_Problem to solve_:
Locate the word "more" in the data below, then copy every line that holds it.

_Records_:

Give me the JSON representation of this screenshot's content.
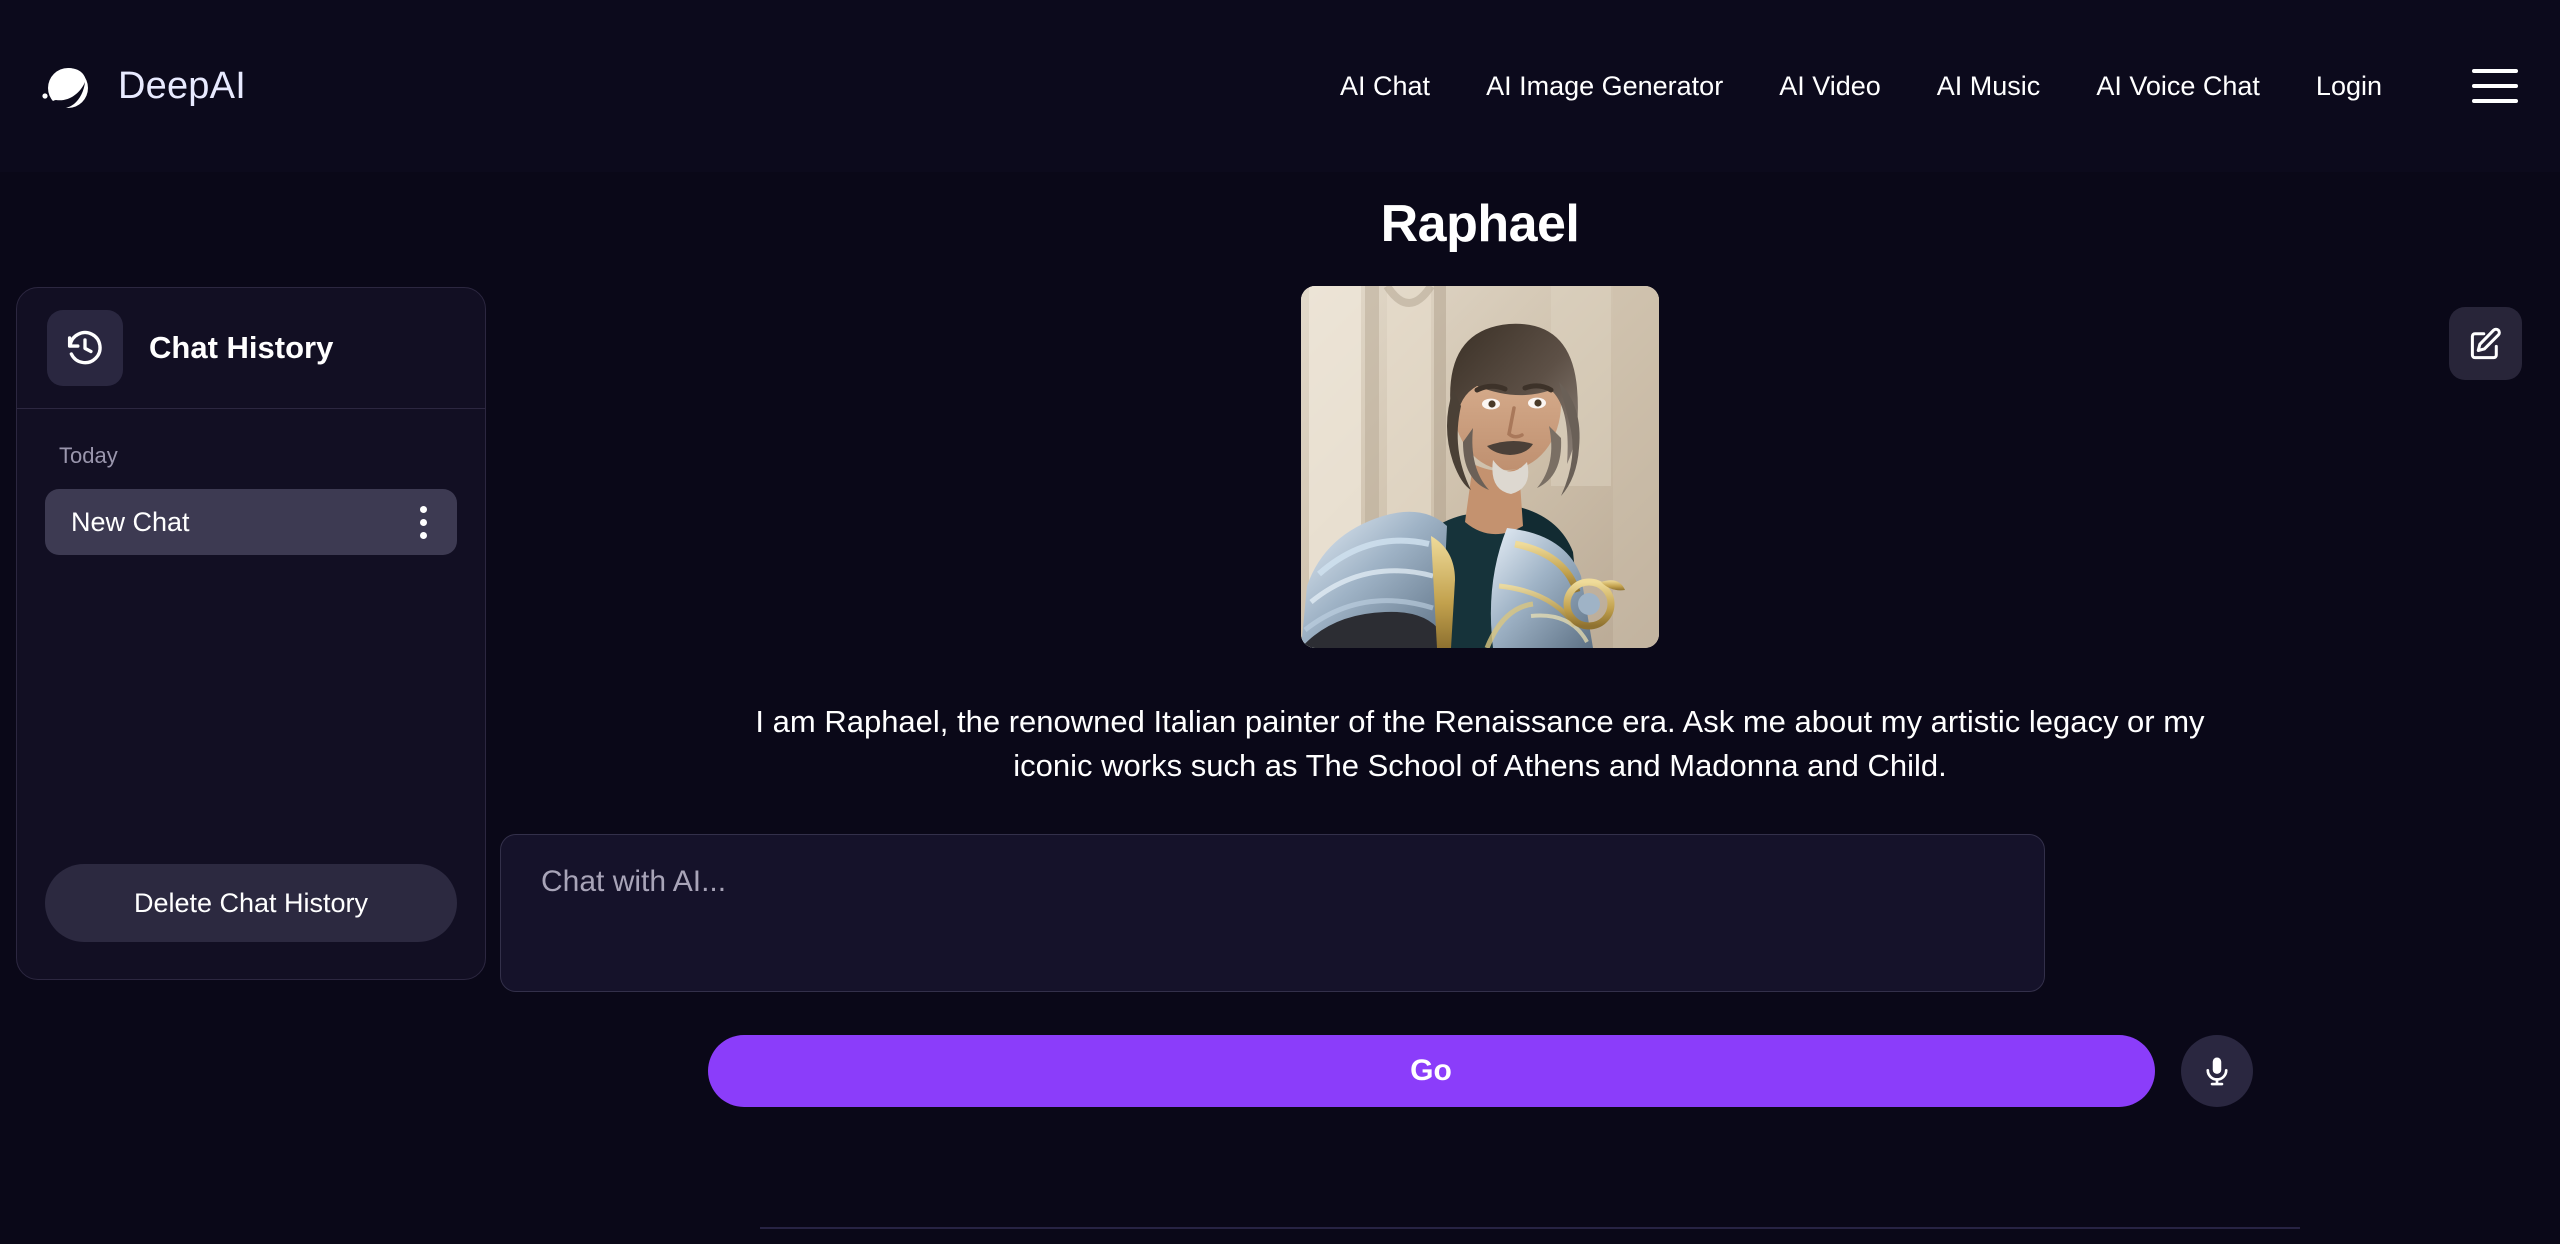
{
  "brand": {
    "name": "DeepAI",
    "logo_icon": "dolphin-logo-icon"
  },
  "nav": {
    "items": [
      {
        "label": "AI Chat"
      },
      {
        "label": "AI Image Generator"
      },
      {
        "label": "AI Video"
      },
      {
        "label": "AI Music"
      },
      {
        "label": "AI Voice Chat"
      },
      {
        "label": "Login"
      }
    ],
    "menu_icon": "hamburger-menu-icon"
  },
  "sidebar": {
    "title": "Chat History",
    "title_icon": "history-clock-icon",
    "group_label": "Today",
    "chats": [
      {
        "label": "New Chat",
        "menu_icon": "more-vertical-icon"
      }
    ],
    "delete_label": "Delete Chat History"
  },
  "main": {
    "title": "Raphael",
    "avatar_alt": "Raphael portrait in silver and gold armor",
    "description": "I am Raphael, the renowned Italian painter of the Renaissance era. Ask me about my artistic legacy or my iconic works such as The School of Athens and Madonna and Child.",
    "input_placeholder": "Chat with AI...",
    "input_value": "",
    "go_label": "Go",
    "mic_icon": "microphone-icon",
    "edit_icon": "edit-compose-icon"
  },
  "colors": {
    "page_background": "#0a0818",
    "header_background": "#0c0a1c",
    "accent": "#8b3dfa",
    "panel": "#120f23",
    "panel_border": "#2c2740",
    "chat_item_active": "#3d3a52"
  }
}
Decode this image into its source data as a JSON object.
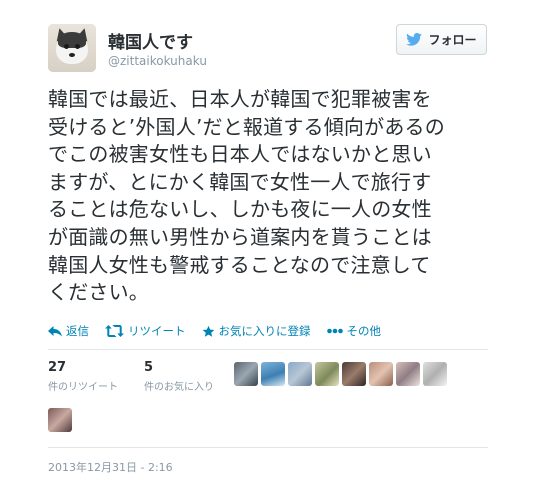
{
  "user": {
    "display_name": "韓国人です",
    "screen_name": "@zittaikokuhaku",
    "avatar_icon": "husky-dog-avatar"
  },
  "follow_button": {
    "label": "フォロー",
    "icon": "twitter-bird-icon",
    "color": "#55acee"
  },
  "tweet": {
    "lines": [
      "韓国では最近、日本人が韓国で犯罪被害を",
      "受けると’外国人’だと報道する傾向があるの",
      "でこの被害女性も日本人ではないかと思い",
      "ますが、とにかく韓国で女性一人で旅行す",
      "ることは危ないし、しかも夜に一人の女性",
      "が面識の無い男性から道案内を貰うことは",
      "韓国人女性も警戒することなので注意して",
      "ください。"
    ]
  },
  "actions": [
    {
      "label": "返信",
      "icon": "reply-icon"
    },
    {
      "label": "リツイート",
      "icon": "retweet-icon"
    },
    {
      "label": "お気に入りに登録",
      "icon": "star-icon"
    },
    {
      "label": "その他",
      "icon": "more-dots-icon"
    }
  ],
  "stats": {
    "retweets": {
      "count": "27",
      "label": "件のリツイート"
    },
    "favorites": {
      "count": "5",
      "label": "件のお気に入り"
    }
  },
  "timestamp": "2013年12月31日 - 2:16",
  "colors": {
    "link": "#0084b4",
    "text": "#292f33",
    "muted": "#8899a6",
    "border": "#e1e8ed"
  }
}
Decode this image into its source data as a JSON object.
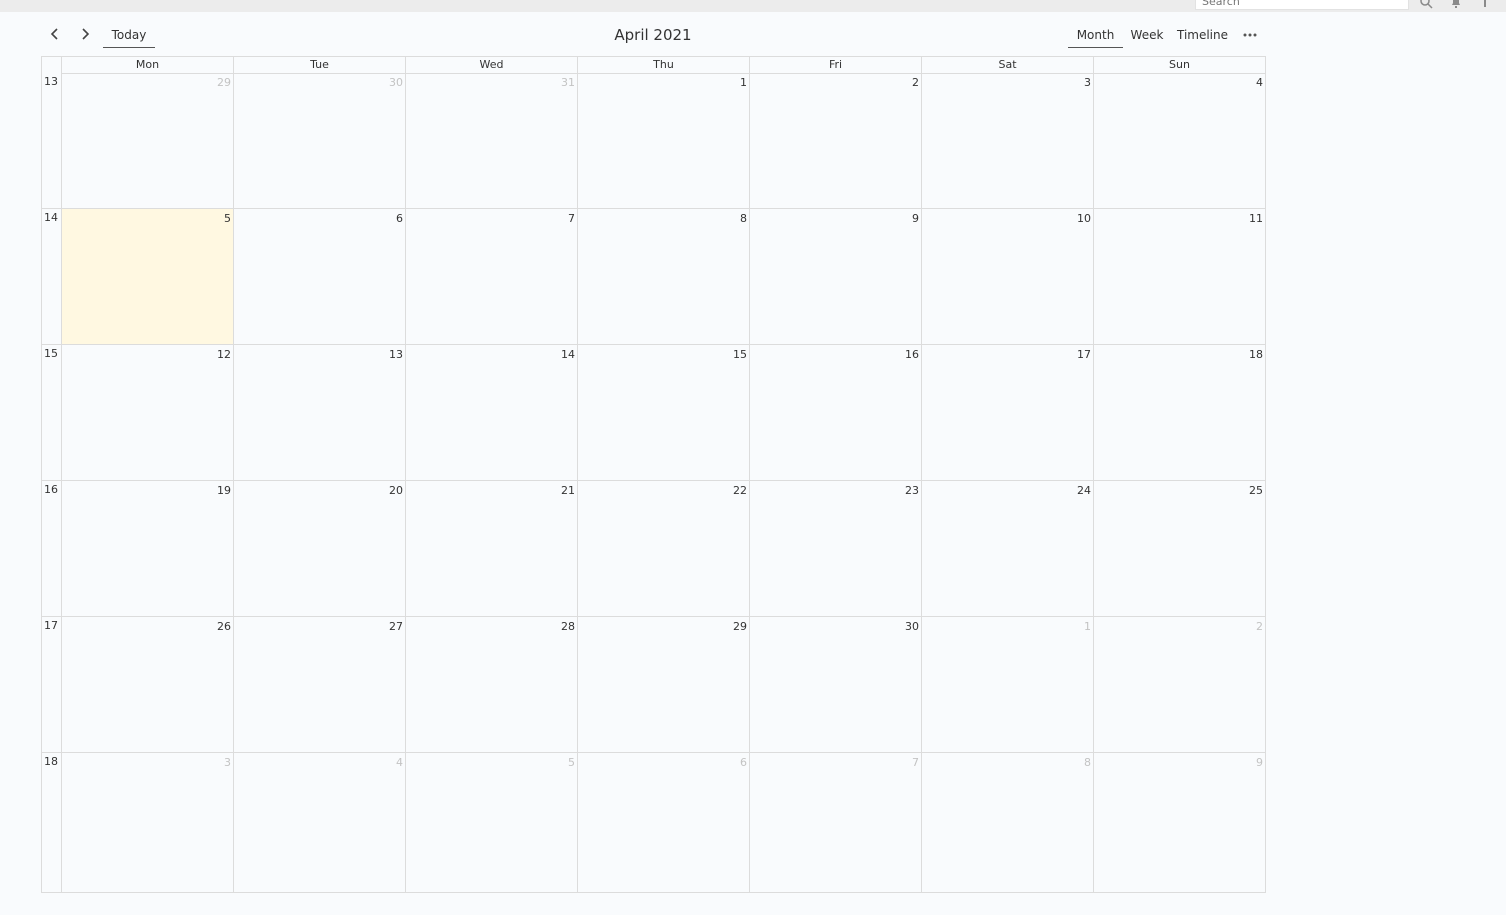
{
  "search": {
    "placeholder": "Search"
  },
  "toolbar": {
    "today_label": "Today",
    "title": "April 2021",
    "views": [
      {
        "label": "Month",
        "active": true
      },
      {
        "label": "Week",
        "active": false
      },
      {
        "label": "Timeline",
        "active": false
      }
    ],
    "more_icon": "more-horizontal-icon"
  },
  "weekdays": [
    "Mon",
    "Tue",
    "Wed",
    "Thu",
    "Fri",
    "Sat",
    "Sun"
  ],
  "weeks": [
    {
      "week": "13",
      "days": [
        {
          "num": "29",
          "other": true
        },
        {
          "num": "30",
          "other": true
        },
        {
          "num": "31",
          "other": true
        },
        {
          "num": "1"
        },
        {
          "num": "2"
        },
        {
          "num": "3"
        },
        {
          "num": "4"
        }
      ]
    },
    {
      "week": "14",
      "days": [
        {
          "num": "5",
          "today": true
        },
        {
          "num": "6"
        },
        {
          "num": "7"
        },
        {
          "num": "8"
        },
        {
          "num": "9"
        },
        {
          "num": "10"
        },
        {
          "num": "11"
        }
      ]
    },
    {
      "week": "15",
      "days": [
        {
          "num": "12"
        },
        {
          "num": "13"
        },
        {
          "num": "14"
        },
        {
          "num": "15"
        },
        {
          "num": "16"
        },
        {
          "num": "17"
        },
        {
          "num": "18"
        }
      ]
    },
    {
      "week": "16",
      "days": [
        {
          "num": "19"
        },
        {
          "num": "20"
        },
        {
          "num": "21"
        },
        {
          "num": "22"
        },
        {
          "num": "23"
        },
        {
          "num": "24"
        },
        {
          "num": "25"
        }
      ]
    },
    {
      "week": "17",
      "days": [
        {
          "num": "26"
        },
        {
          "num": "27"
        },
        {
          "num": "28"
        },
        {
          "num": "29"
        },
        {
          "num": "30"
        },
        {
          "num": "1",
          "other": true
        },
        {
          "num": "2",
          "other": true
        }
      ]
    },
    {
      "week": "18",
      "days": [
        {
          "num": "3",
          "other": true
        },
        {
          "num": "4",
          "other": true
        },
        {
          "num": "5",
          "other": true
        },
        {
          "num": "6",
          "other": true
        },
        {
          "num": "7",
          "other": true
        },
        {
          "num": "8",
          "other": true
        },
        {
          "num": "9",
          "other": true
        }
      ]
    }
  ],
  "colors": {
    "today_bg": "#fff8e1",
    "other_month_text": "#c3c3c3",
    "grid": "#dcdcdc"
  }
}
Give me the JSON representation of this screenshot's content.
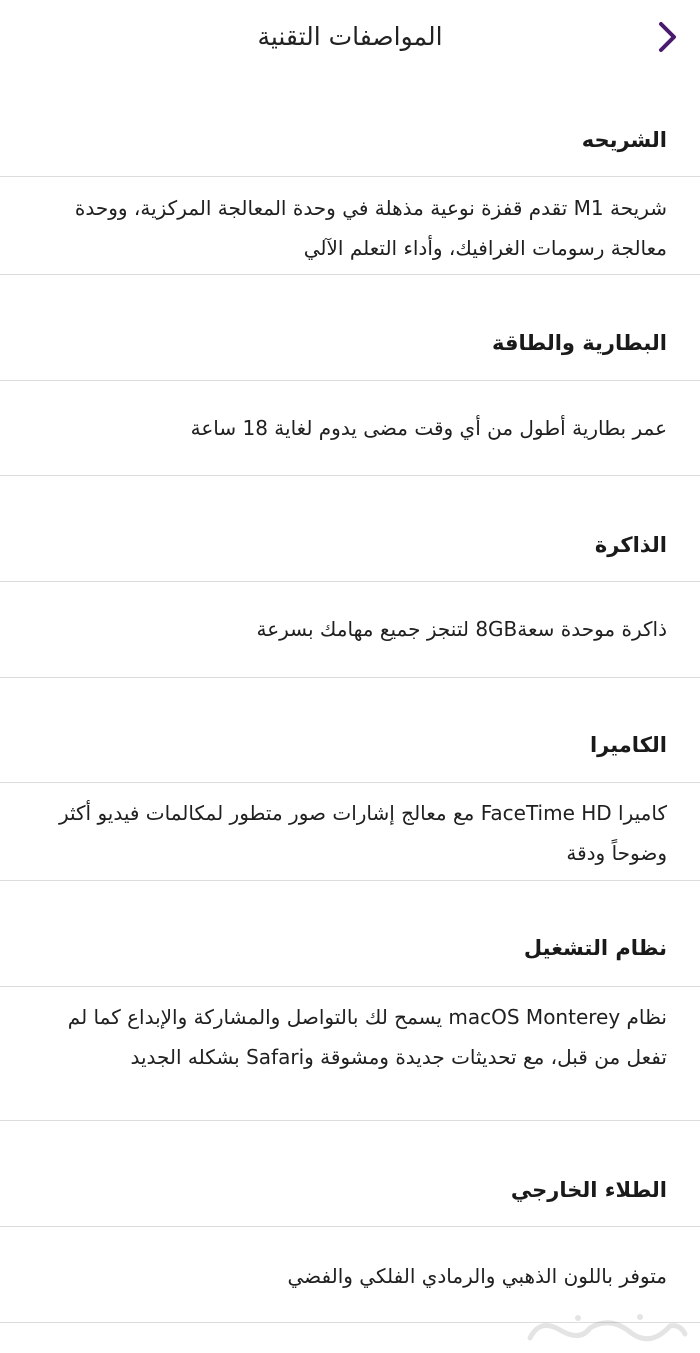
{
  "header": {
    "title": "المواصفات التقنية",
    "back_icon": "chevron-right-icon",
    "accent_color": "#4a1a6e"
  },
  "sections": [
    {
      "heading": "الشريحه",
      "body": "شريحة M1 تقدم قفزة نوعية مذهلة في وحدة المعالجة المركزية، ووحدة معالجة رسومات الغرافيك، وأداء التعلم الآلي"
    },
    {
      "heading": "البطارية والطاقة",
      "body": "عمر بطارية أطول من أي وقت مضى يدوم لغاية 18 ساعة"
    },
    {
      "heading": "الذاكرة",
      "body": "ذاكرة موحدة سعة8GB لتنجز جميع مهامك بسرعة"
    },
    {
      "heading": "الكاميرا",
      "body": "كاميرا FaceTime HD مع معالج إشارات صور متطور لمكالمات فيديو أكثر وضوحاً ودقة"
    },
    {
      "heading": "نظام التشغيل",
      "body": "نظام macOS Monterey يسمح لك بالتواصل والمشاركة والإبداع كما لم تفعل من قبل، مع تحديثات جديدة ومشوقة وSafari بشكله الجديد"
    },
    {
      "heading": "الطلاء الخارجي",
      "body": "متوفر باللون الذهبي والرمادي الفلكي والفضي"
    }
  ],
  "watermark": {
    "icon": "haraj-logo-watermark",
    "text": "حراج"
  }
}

_Solved problem_:
        "menu_icon": "more-vertical-icon"
      "icon": "more-dots-icon"
    "more_icon": "more-horizontal-icon"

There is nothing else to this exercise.